» ACTIVITY
When the word "ByLayer" appears in a line of the data below, list that line.

» AVAILABLE DATA
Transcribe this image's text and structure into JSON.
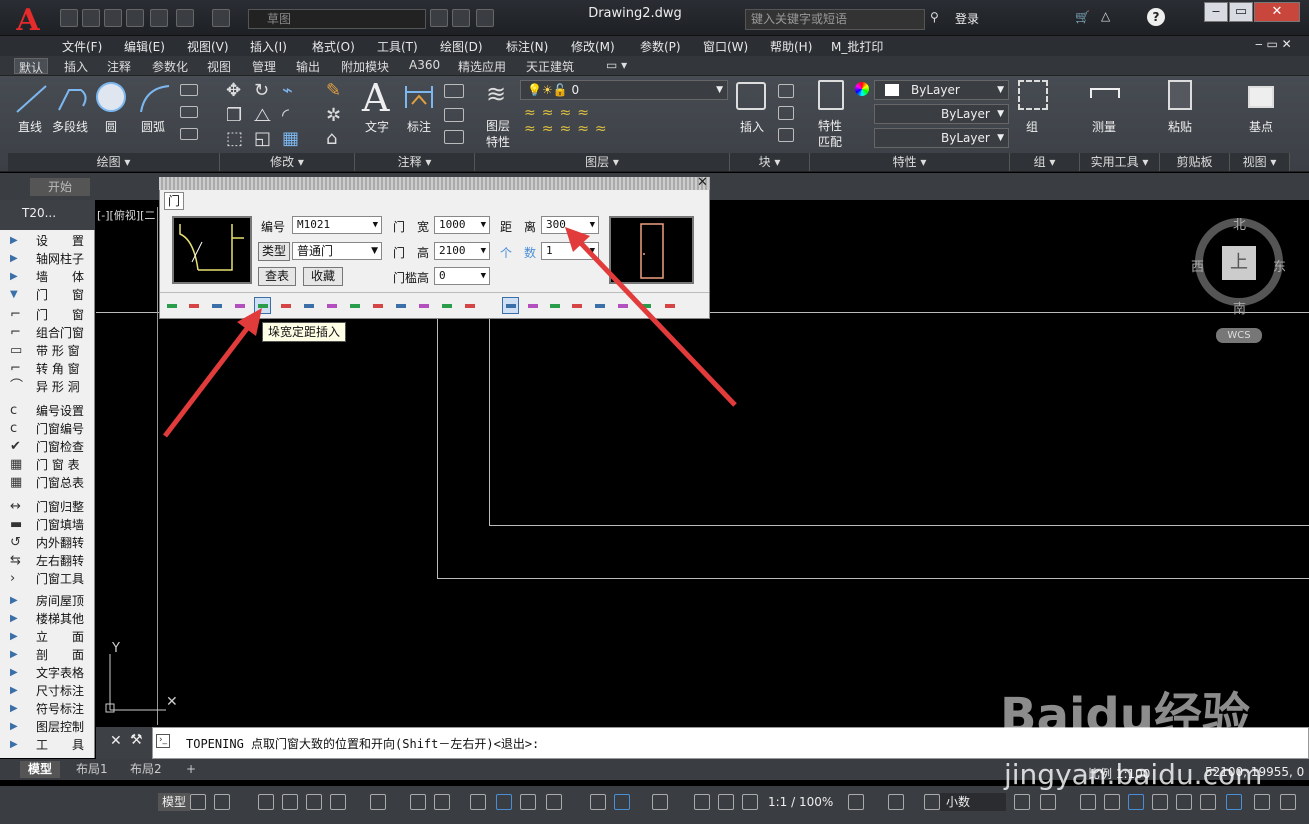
{
  "titlebar": {
    "title": "Drawing2.dwg",
    "workspace": "草图",
    "search_placeholder": "键入关键字或短语",
    "login": "登录"
  },
  "menus": [
    "文件(F)",
    "编辑(E)",
    "视图(V)",
    "插入(I)",
    "格式(O)",
    "工具(T)",
    "绘图(D)",
    "标注(N)",
    "修改(M)",
    "参数(P)",
    "窗口(W)",
    "帮助(H)",
    "M_批打印"
  ],
  "ribbon_tabs": [
    "默认",
    "插入",
    "注释",
    "参数化",
    "视图",
    "管理",
    "输出",
    "附加模块",
    "A360",
    "精选应用",
    "天正建筑"
  ],
  "ribbon": {
    "draw_tools": [
      "直线",
      "多段线",
      "圆",
      "圆弧"
    ],
    "annotate_tools": [
      "文字",
      "标注"
    ],
    "layer_tools": [
      "图层特性"
    ],
    "layer_value": "0",
    "insert": "插入",
    "match": "特性匹配",
    "bylayer1": "ByLayer",
    "bylayer2": "ByLayer",
    "bylayer3": "ByLayer",
    "group": "组",
    "measure": "测量",
    "paste": "粘贴",
    "basepoint": "基点",
    "panels": [
      "绘图",
      "修改",
      "注释",
      "图层",
      "块",
      "特性",
      "组",
      "实用工具",
      "剪贴板",
      "视图"
    ]
  },
  "filetab": "开始",
  "leftpanel": {
    "header": "T20...",
    "items": [
      "设　　置",
      "轴网柱子",
      "墙　　体",
      "门　　窗"
    ],
    "subitems": [
      "门　　窗",
      "组合门窗",
      "带 形 窗",
      "转 角 窗",
      "异 形 洞",
      "编号设置",
      "门窗编号",
      "门窗检查",
      "门 窗 表",
      "门窗总表",
      "门窗归整",
      "门窗填墙",
      "内外翻转",
      "左右翻转",
      "门窗工具"
    ],
    "items2": [
      "房间屋顶",
      "楼梯其他",
      "立　　面",
      "剖　　面",
      "文字表格",
      "尺寸标注",
      "符号标注",
      "图层控制",
      "工　　具"
    ]
  },
  "viewlabel": "[-][俯视][二",
  "compass": {
    "n": "北",
    "s": "南",
    "e": "东",
    "w": "西",
    "top": "上",
    "wcs": "WCS"
  },
  "dialog": {
    "tab": "门",
    "num_label": "编号",
    "num_value": "M1021",
    "type_btn": "类型",
    "type_value": "普通门",
    "lookup_btn": "查表",
    "fav_btn": "收藏",
    "width_label": "门　宽",
    "width_value": "1000",
    "height_label": "门　高",
    "height_value": "2100",
    "sill_label": "门槛高",
    "sill_value": "0",
    "dist_label": "距　离",
    "dist_value": "300",
    "count_label": "个　数",
    "count_value": "1"
  },
  "tooltip": "垛宽定距插入",
  "command": "TOPENING 点取门窗大致的位置和开向(Shift－左右开)<退出>:",
  "layout_tabs": [
    "模型",
    "布局1",
    "布局2"
  ],
  "status": {
    "model": "模型",
    "scale": "1:1 / 100%",
    "decimal": "小数",
    "scale_label": "比例 1:100",
    "coords": "52100, 19955, 0"
  },
  "watermark": "Baidu经验",
  "watermark2": "jingyan.baidu.com"
}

» ANSWER SPACE
    "bylayer1": "ByLayer",
    "bylayer2": "ByLayer",
    "bylayer3": "ByLayer",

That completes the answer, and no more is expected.